§ Activity: Copy all the entries word for word, but omit the pictures.

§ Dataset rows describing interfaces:

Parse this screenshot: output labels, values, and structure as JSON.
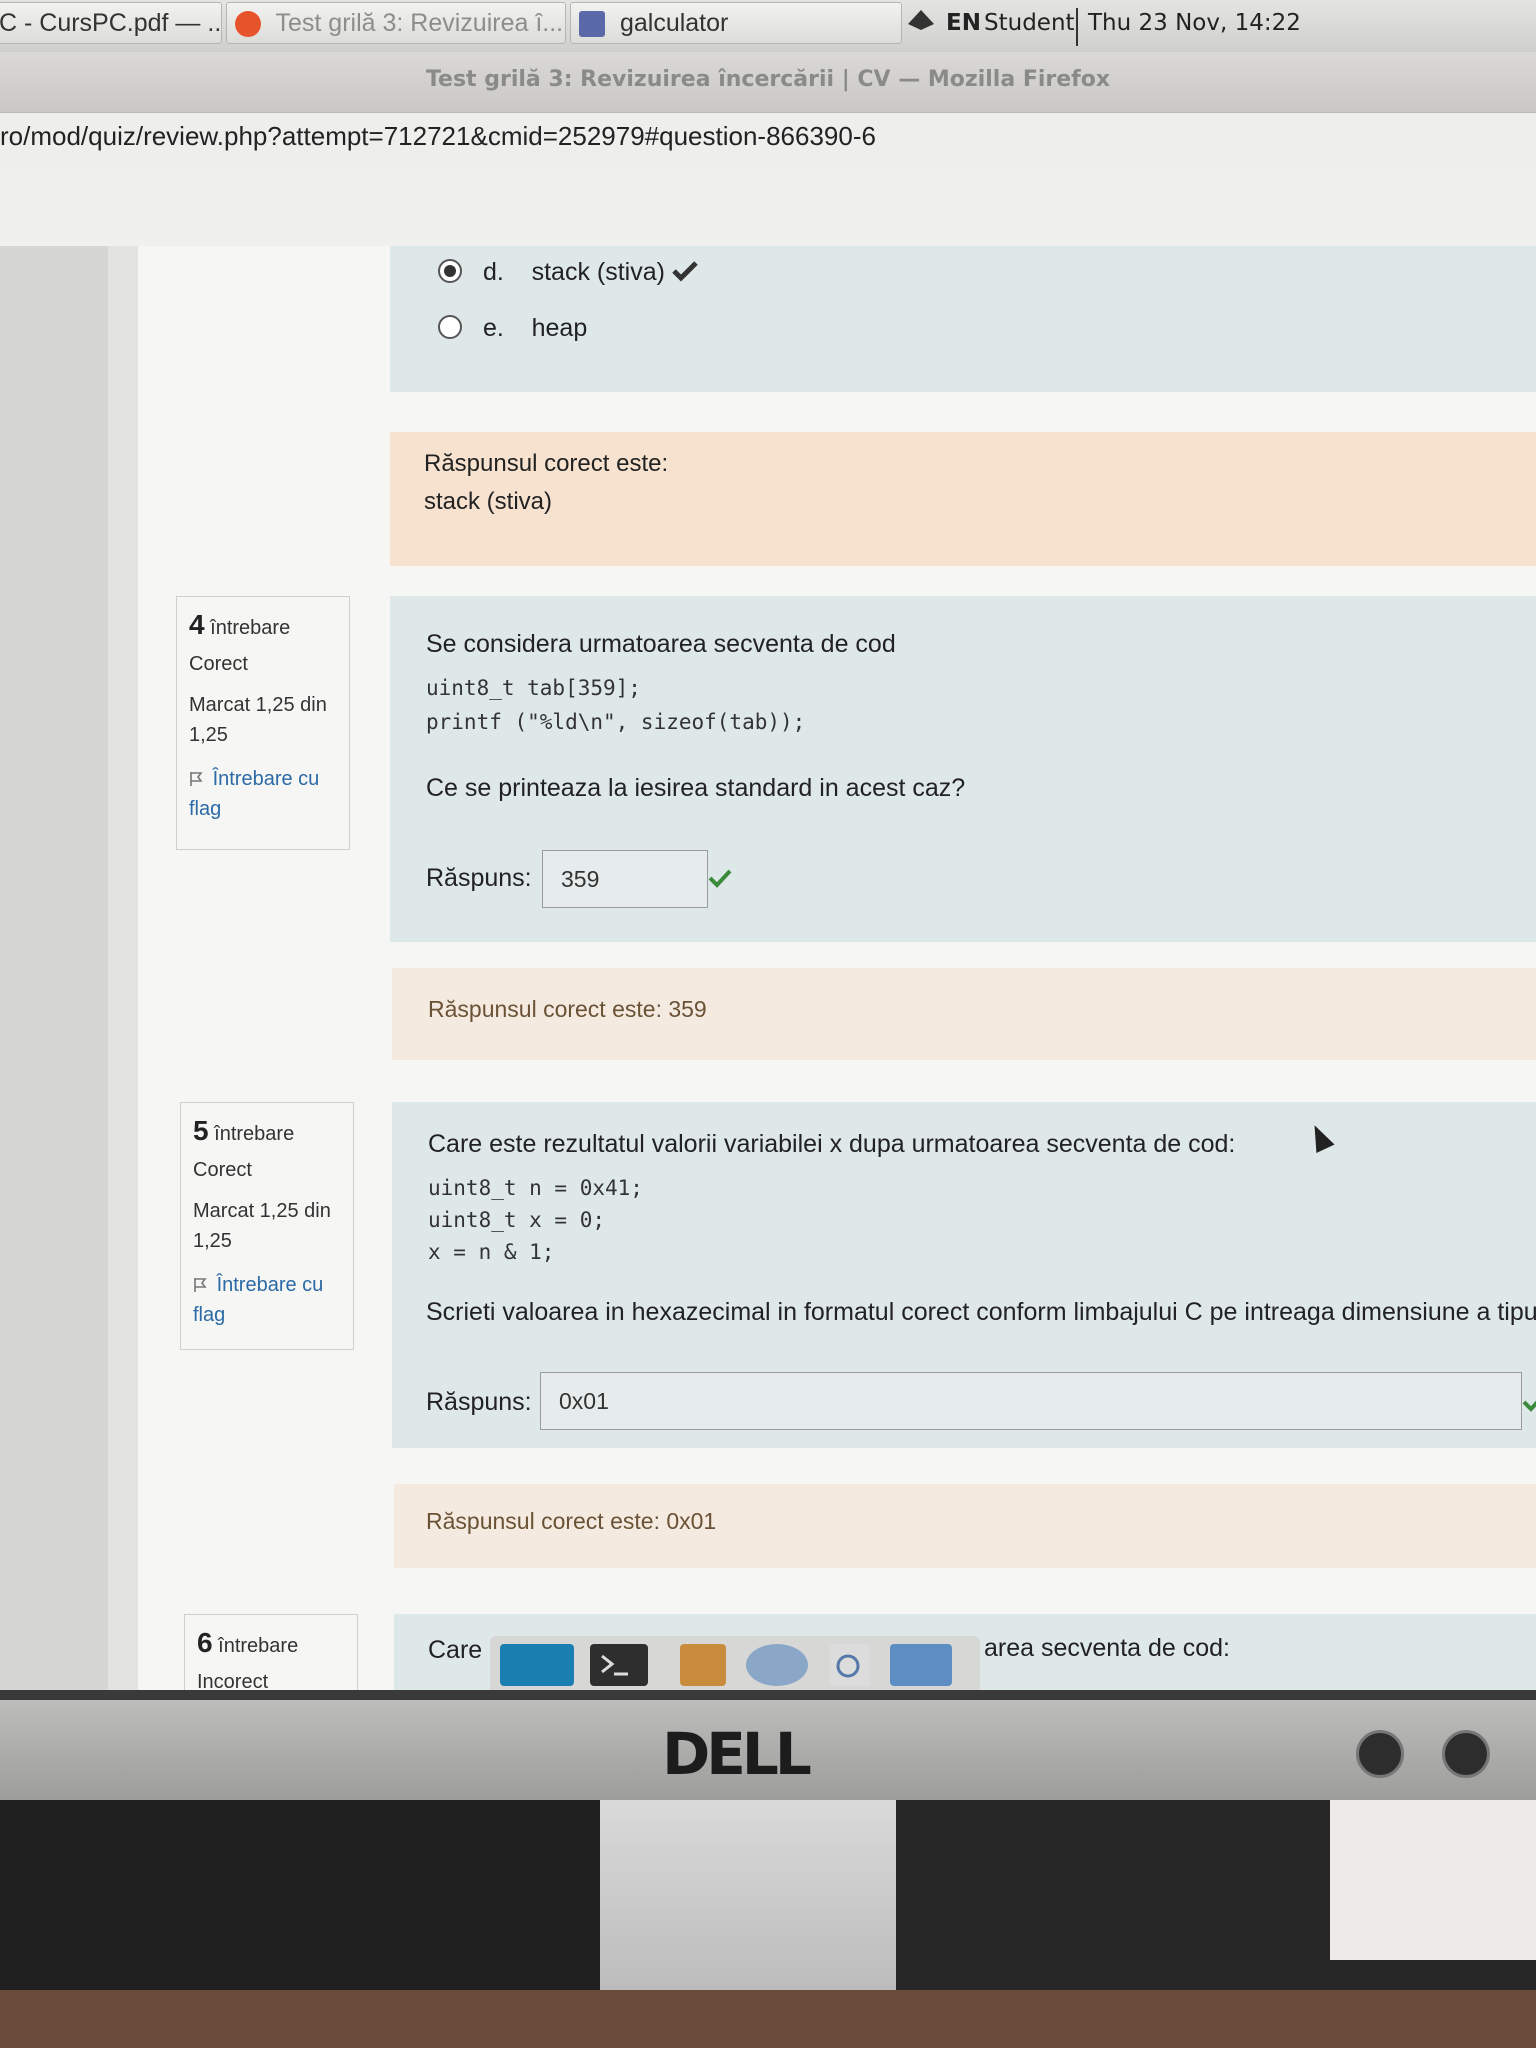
{
  "taskbar": {
    "tasks": [
      {
        "label": "C - CursPC.pdf — ..."
      },
      {
        "label": "Test grilă 3: Revizuirea î..."
      },
      {
        "label": "galculator"
      }
    ],
    "keyboard_layout": "EN",
    "user": "Student",
    "datetime": "Thu 23 Nov, 14:22"
  },
  "window": {
    "title": "Test grilă 3: Revizuirea încercării | CV — Mozilla Firefox",
    "url": "ro/mod/quiz/review.php?attempt=712721&cmid=252979#question-866390-6"
  },
  "q3": {
    "options": [
      {
        "letter": "d.",
        "text": "stack (stiva)",
        "selected": true,
        "correct": true
      },
      {
        "letter": "e.",
        "text": "heap",
        "selected": false
      }
    ],
    "feedback_title": "Răspunsul corect este:",
    "feedback_answer": "stack (stiva)"
  },
  "q4": {
    "number": "4",
    "label": "întrebare",
    "state": "Corect",
    "grade": "Marcat 1,25 din 1,25",
    "flag": "Întrebare cu flag",
    "text": "Se considera urmatoarea secventa de cod",
    "code_line1": "uint8_t tab[359];",
    "code_line2": "printf (\"%ld\\n\", sizeof(tab));",
    "prompt": "Ce se printeaza la iesirea standard in acest caz?",
    "answer_label": "Răspuns:",
    "answer_value": "359",
    "feedback": "Răspunsul corect este: 359"
  },
  "q5": {
    "number": "5",
    "label": "întrebare",
    "state": "Corect",
    "grade": "Marcat 1,25 din 1,25",
    "flag": "Întrebare cu flag",
    "text": "Care este rezultatul valorii variabilei x dupa urmatoarea secventa de cod:",
    "code_line1": "uint8_t n = 0x41;",
    "code_line2": "uint8_t x = 0;",
    "code_line3": "x = n & 1;",
    "prompt": "Scrieti valoarea in hexazecimal in formatul corect conform limbajului C pe intreaga dimensiune a tipulu",
    "answer_label": "Răspuns:",
    "answer_value": "0x01",
    "feedback": "Răspunsul corect este: 0x01"
  },
  "q6": {
    "number": "6",
    "label": "întrebare",
    "state": "Incorect",
    "text_start": "Care (",
    "text_end": "area secventa de cod:"
  },
  "monitor": {
    "brand": "DELL"
  },
  "colors": {
    "question_bg": "#dfe8e8",
    "feedback_bg": "#f6e2cf",
    "correct_check": "#3c8a3c",
    "link": "#2b6aa6"
  }
}
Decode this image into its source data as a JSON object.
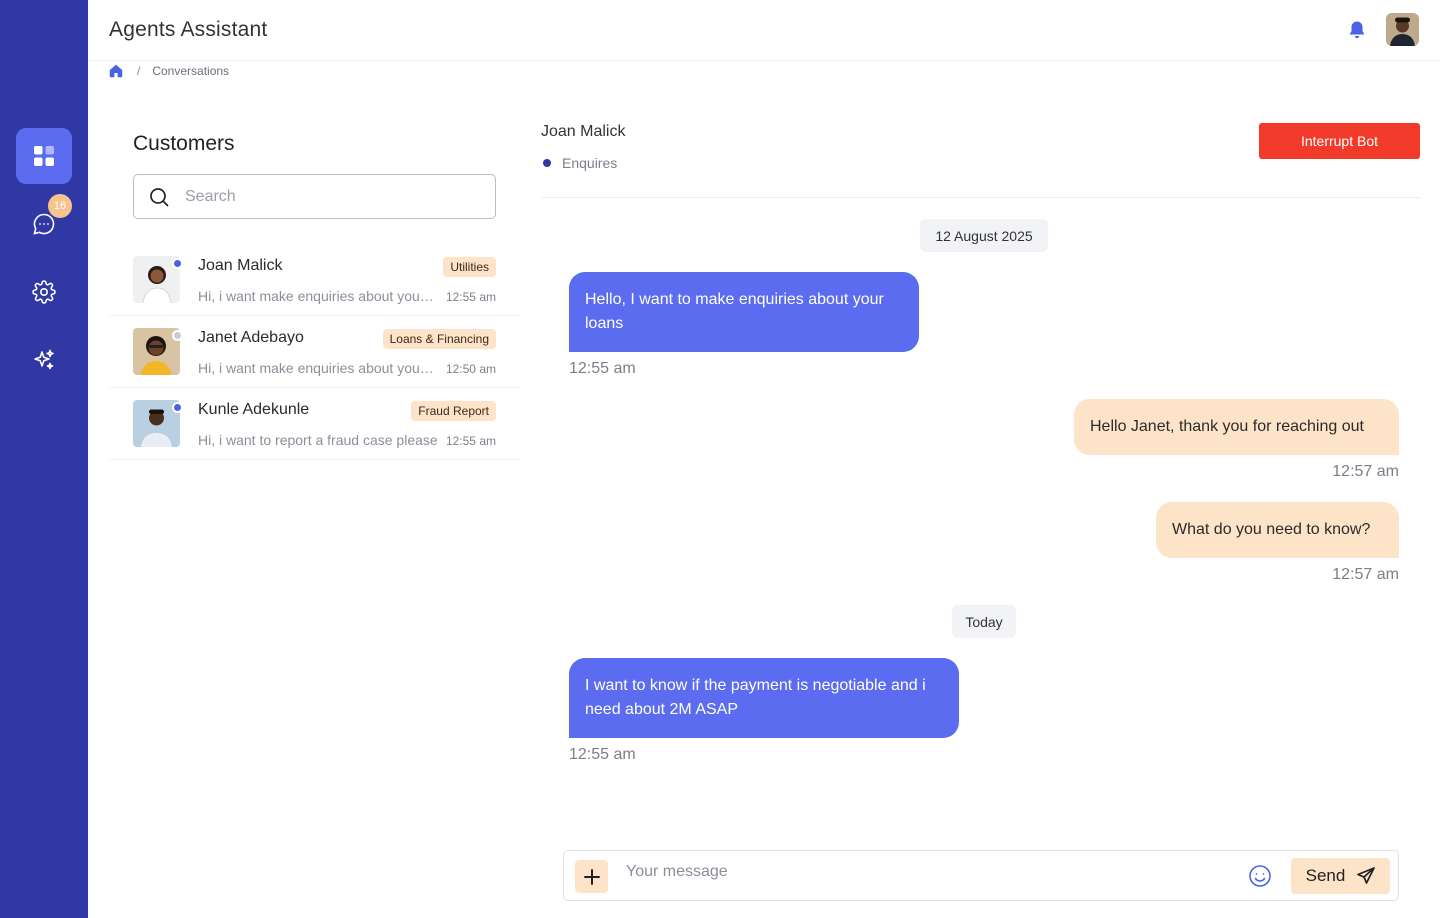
{
  "app": {
    "title": "Agents Assistant"
  },
  "sidebar": {
    "items": [
      {
        "name": "dashboard",
        "icon": "dashboard-icon",
        "active": true
      },
      {
        "name": "conversations",
        "icon": "chat-icon",
        "badge": "16"
      },
      {
        "name": "settings",
        "icon": "gear-icon"
      },
      {
        "name": "ai",
        "icon": "sparkles-icon"
      }
    ]
  },
  "header": {
    "notification_icon": "bell-icon",
    "avatar": "user-avatar"
  },
  "breadcrumb": {
    "home_icon": "home-icon",
    "separator": "/",
    "current": "Conversations"
  },
  "customers": {
    "title": "Customers",
    "search_placeholder": "Search",
    "list": [
      {
        "name": "Joan Malick",
        "tag": "Utilities",
        "preview": "Hi, i want make enquiries about your loans",
        "time": "12:55 am",
        "online": true
      },
      {
        "name": "Janet Adebayo",
        "tag": "Loans & Financing",
        "preview": "Hi, i want make enquiries about your loans",
        "time": "12:50 am",
        "online": false
      },
      {
        "name": "Kunle Adekunle",
        "tag": "Fraud Report",
        "preview": "Hi, i want to report a fraud case please",
        "time": "12:55 am",
        "online": true
      }
    ]
  },
  "chat": {
    "name": "Joan Malick",
    "status": "Enquires",
    "interrupt_label": "Interrupt Bot",
    "date_1": "12 August 2025",
    "date_2": "Today",
    "messages": [
      {
        "text": "Hello, I want to make enquiries about your loans",
        "time": "12:55 am",
        "direction": "in"
      },
      {
        "text": "Hello Janet, thank you for reaching out",
        "time": "12:57 am",
        "direction": "out"
      },
      {
        "text": "What do you need to know?",
        "time": "12:57 am",
        "direction": "out"
      },
      {
        "text": "I want to know if the payment is negotiable and i need about 2M ASAP",
        "time": "12:55 am",
        "direction": "in"
      }
    ],
    "composer": {
      "placeholder": "Your message",
      "send_label": "Send"
    }
  },
  "colors": {
    "sidebar": "#3038a6",
    "primary": "#5b6cf0",
    "accent": "#fde3c8",
    "danger": "#f23a2b"
  }
}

§ Written response:
Parse this screenshot: output labels, values, and structure as JSON.
{
  "taskbar": {
    "tasks": [
      {
        "label": "C - CursPC.pdf — ..."
      },
      {
        "label": "Test grilă 3: Revizuirea î..."
      },
      {
        "label": "galculator"
      }
    ],
    "keyboard_layout": "EN",
    "user": "Student",
    "datetime": "Thu 23 Nov, 14:22"
  },
  "window": {
    "title": "Test grilă 3: Revizuirea încercării | CV — Mozilla Firefox",
    "url": "ro/mod/quiz/review.php?attempt=712721&cmid=252979#question-866390-6"
  },
  "q3": {
    "options": [
      {
        "letter": "d.",
        "text": "stack (stiva)",
        "selected": true,
        "correct": true
      },
      {
        "letter": "e.",
        "text": "heap",
        "selected": false
      }
    ],
    "feedback_title": "Răspunsul corect este:",
    "feedback_answer": "stack (stiva)"
  },
  "q4": {
    "number": "4",
    "label": "întrebare",
    "state": "Corect",
    "grade": "Marcat 1,25 din 1,25",
    "flag": "Întrebare cu flag",
    "text": "Se considera urmatoarea secventa de cod",
    "code_line1": "uint8_t tab[359];",
    "code_line2": "printf (\"%ld\\n\", sizeof(tab));",
    "prompt": "Ce se printeaza la iesirea standard in acest caz?",
    "answer_label": "Răspuns:",
    "answer_value": "359",
    "feedback": "Răspunsul corect este: 359"
  },
  "q5": {
    "number": "5",
    "label": "întrebare",
    "state": "Corect",
    "grade": "Marcat 1,25 din 1,25",
    "flag": "Întrebare cu flag",
    "text": "Care este rezultatul valorii variabilei x dupa urmatoarea secventa de cod:",
    "code_line1": "uint8_t n = 0x41;",
    "code_line2": "uint8_t x = 0;",
    "code_line3": "x = n & 1;",
    "prompt": "Scrieti valoarea in hexazecimal in formatul corect conform limbajului C pe intreaga dimensiune a tipulu",
    "answer_label": "Răspuns:",
    "answer_value": "0x01",
    "feedback": "Răspunsul corect este: 0x01"
  },
  "q6": {
    "number": "6",
    "label": "întrebare",
    "state": "Incorect",
    "text_start": "Care (",
    "text_end": "area secventa de cod:"
  },
  "monitor": {
    "brand": "DELL"
  },
  "colors": {
    "question_bg": "#dfe8e8",
    "feedback_bg": "#f6e2cf",
    "correct_check": "#3c8a3c",
    "link": "#2b6aa6"
  }
}
Decode this image into its source data as a JSON object.
{
  "app": {
    "title": "Agents Assistant"
  },
  "sidebar": {
    "items": [
      {
        "name": "dashboard",
        "icon": "dashboard-icon",
        "active": true
      },
      {
        "name": "conversations",
        "icon": "chat-icon",
        "badge": "16"
      },
      {
        "name": "settings",
        "icon": "gear-icon"
      },
      {
        "name": "ai",
        "icon": "sparkles-icon"
      }
    ]
  },
  "header": {
    "notification_icon": "bell-icon",
    "avatar": "user-avatar"
  },
  "breadcrumb": {
    "home_icon": "home-icon",
    "separator": "/",
    "current": "Conversations"
  },
  "customers": {
    "title": "Customers",
    "search_placeholder": "Search",
    "list": [
      {
        "name": "Joan Malick",
        "tag": "Utilities",
        "preview": "Hi, i want make enquiries about your loans",
        "time": "12:55 am",
        "online": true
      },
      {
        "name": "Janet Adebayo",
        "tag": "Loans & Financing",
        "preview": "Hi, i want make enquiries about your loans",
        "time": "12:50 am",
        "online": false
      },
      {
        "name": "Kunle Adekunle",
        "tag": "Fraud Report",
        "preview": "Hi, i want to report a fraud case please",
        "time": "12:55 am",
        "online": true
      }
    ]
  },
  "chat": {
    "name": "Joan Malick",
    "status": "Enquires",
    "interrupt_label": "Interrupt Bot",
    "date_1": "12 August 2025",
    "date_2": "Today",
    "messages": [
      {
        "text": "Hello, I want to make enquiries about your loans",
        "time": "12:55 am",
        "direction": "in"
      },
      {
        "text": "Hello Janet, thank you for reaching out",
        "time": "12:57 am",
        "direction": "out"
      },
      {
        "text": "What do you need to know?",
        "time": "12:57 am",
        "direction": "out"
      },
      {
        "text": "I want to know if the payment is negotiable and i need about 2M ASAP",
        "time": "12:55 am",
        "direction": "in"
      }
    ],
    "composer": {
      "placeholder": "Your message",
      "send_label": "Send"
    }
  },
  "colors": {
    "sidebar": "#3038a6",
    "primary": "#5b6cf0",
    "accent": "#fde3c8",
    "danger": "#f23a2b"
  }
}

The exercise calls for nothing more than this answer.